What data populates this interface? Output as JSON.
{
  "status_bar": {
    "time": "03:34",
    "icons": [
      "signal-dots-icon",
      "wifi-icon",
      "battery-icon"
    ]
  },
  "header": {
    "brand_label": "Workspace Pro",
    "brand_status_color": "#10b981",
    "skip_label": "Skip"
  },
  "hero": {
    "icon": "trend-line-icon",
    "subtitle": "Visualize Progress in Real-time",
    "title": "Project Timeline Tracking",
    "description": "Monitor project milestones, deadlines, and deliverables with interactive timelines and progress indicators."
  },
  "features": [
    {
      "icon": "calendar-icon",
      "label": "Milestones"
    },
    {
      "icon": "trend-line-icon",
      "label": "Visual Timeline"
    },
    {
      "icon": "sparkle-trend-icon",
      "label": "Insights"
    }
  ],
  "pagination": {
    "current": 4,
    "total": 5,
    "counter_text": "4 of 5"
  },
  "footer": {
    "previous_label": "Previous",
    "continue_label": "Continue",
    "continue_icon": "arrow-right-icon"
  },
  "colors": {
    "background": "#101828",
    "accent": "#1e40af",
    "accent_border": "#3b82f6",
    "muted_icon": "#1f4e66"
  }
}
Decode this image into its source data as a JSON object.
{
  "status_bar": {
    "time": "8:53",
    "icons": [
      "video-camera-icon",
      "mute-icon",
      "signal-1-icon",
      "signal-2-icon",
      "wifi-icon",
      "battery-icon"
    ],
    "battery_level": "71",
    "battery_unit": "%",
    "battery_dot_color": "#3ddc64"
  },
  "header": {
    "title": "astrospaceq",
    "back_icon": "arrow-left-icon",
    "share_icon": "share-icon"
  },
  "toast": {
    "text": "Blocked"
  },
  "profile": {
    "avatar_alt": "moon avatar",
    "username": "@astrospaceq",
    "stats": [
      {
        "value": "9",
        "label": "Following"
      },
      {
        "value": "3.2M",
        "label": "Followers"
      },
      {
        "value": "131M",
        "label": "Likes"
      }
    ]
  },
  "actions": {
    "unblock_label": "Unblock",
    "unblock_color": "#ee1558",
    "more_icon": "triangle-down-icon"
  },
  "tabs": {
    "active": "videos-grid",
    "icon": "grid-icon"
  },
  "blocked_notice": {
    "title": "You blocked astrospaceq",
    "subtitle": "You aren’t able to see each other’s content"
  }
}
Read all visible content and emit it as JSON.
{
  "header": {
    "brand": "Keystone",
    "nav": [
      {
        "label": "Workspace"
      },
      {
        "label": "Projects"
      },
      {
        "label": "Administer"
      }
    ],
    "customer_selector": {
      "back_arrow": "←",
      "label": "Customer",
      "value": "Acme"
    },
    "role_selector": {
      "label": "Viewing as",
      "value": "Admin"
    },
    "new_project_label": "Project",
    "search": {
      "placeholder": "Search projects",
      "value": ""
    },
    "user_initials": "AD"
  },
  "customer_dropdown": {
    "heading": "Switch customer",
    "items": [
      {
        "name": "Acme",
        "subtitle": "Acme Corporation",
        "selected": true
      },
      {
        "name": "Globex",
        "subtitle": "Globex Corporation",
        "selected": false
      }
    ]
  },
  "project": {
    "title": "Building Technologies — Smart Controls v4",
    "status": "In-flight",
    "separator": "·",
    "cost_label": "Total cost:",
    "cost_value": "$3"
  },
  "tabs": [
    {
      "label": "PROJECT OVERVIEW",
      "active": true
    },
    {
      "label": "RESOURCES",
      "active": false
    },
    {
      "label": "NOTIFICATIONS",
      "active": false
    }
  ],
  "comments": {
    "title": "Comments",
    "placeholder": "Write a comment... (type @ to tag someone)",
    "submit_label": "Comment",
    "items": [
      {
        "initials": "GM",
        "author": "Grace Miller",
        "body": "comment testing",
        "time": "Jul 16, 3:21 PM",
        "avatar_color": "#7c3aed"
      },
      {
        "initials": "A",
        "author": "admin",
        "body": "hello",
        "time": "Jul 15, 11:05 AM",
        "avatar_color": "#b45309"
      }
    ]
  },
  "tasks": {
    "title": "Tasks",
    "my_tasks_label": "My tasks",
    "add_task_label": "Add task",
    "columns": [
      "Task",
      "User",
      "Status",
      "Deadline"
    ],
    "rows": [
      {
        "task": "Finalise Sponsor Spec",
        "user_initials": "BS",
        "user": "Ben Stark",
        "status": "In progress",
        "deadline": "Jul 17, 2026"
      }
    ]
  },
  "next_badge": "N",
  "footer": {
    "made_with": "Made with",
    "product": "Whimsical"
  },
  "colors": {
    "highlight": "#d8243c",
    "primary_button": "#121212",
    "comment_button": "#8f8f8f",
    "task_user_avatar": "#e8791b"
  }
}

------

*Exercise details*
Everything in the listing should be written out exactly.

*Result for this exercise*
What data populates this interface? Output as JSON.
{
  "status_bar": {
    "time": "03:34",
    "icons": [
      "signal-dots-icon",
      "wifi-icon",
      "battery-icon"
    ]
  },
  "header": {
    "brand_label": "Workspace Pro",
    "brand_status_color": "#10b981",
    "skip_label": "Skip"
  },
  "hero": {
    "icon": "trend-line-icon",
    "subtitle": "Visualize Progress in Real-time",
    "title": "Project Timeline Tracking",
    "description": "Monitor project milestones, deadlines, and deliverables with interactive timelines and progress indicators."
  },
  "features": [
    {
      "icon": "calendar-icon",
      "label": "Milestones"
    },
    {
      "icon": "trend-line-icon",
      "label": "Visual Timeline"
    },
    {
      "icon": "sparkle-trend-icon",
      "label": "Insights"
    }
  ],
  "pagination": {
    "current": 4,
    "total": 5,
    "counter_text": "4 of 5"
  },
  "footer": {
    "previous_label": "Previous",
    "continue_label": "Continue",
    "continue_icon": "arrow-right-icon"
  },
  "colors": {
    "background": "#101828",
    "accent": "#1e40af",
    "accent_border": "#3b82f6",
    "muted_icon": "#1f4e66"
  }
}
Decode this image into its source data as a JSON object.
{
  "status_bar": {
    "time": "8:53",
    "icons": [
      "video-camera-icon",
      "mute-icon",
      "signal-1-icon",
      "signal-2-icon",
      "wifi-icon",
      "battery-icon"
    ],
    "battery_level": "71",
    "battery_unit": "%",
    "battery_dot_color": "#3ddc64"
  },
  "header": {
    "title": "astrospaceq",
    "back_icon": "arrow-left-icon",
    "share_icon": "share-icon"
  },
  "toast": {
    "text": "Blocked"
  },
  "profile": {
    "avatar_alt": "moon avatar",
    "username": "@astrospaceq",
    "stats": [
      {
        "value": "9",
        "label": "Following"
      },
      {
        "value": "3.2M",
        "label": "Followers"
      },
      {
        "value": "131M",
        "label": "Likes"
      }
    ]
  },
  "actions": {
    "unblock_label": "Unblock",
    "unblock_color": "#ee1558",
    "more_icon": "triangle-down-icon"
  },
  "tabs": {
    "active": "videos-grid",
    "icon": "grid-icon"
  },
  "blocked_notice": {
    "title": "You blocked astrospaceq",
    "subtitle": "You aren’t able to see each other’s content"
  }
}
Read all visible content and emit it as JSON.
{
  "header": {
    "brand": "Keystone",
    "nav": [
      {
        "label": "Workspace"
      },
      {
        "label": "Projects"
      },
      {
        "label": "Administer"
      }
    ],
    "customer_selector": {
      "back_arrow": "←",
      "label": "Customer",
      "value": "Acme"
    },
    "role_selector": {
      "label": "Viewing as",
      "value": "Admin"
    },
    "new_project_label": "Project",
    "search": {
      "placeholder": "Search projects",
      "value": ""
    },
    "user_initials": "AD"
  },
  "customer_dropdown": {
    "heading": "Switch customer",
    "items": [
      {
        "name": "Acme",
        "subtitle": "Acme Corporation",
        "selected": true
      },
      {
        "name": "Globex",
        "subtitle": "Globex Corporation",
        "selected": false
      }
    ]
  },
  "project": {
    "title": "Building Technologies — Smart Controls v4",
    "status": "In-flight",
    "separator": "·",
    "cost_label": "Total cost:",
    "cost_value": "$3"
  },
  "tabs": [
    {
      "label": "PROJECT OVERVIEW",
      "active": true
    },
    {
      "label": "RESOURCES",
      "active": false
    },
    {
      "label": "NOTIFICATIONS",
      "active": false
    }
  ],
  "comments": {
    "title": "Comments",
    "placeholder": "Write a comment... (type @ to tag someone)",
    "submit_label": "Comment",
    "items": [
      {
        "initials": "GM",
        "author": "Grace Miller",
        "body": "comment testing",
        "time": "Jul 16, 3:21 PM",
        "avatar_color": "#7c3aed"
      },
      {
        "initials": "A",
        "author": "admin",
        "body": "hello",
        "time": "Jul 15, 11:05 AM",
        "avatar_color": "#b45309"
      }
    ]
  },
  "tasks": {
    "title": "Tasks",
    "my_tasks_label": "My tasks",
    "add_task_label": "Add task",
    "columns": [
      "Task",
      "User",
      "Status",
      "Deadline"
    ],
    "rows": [
      {
        "task": "Finalise Sponsor Spec",
        "user_initials": "BS",
        "user": "Ben Stark",
        "status": "In progress",
        "deadline": "Jul 17, 2026"
      }
    ]
  },
  "next_badge": "N",
  "footer": {
    "made_with": "Made with",
    "product": "Whimsical"
  },
  "colors": {
    "highlight": "#d8243c",
    "primary_button": "#121212",
    "comment_button": "#8f8f8f",
    "task_user_avatar": "#e8791b"
  }
}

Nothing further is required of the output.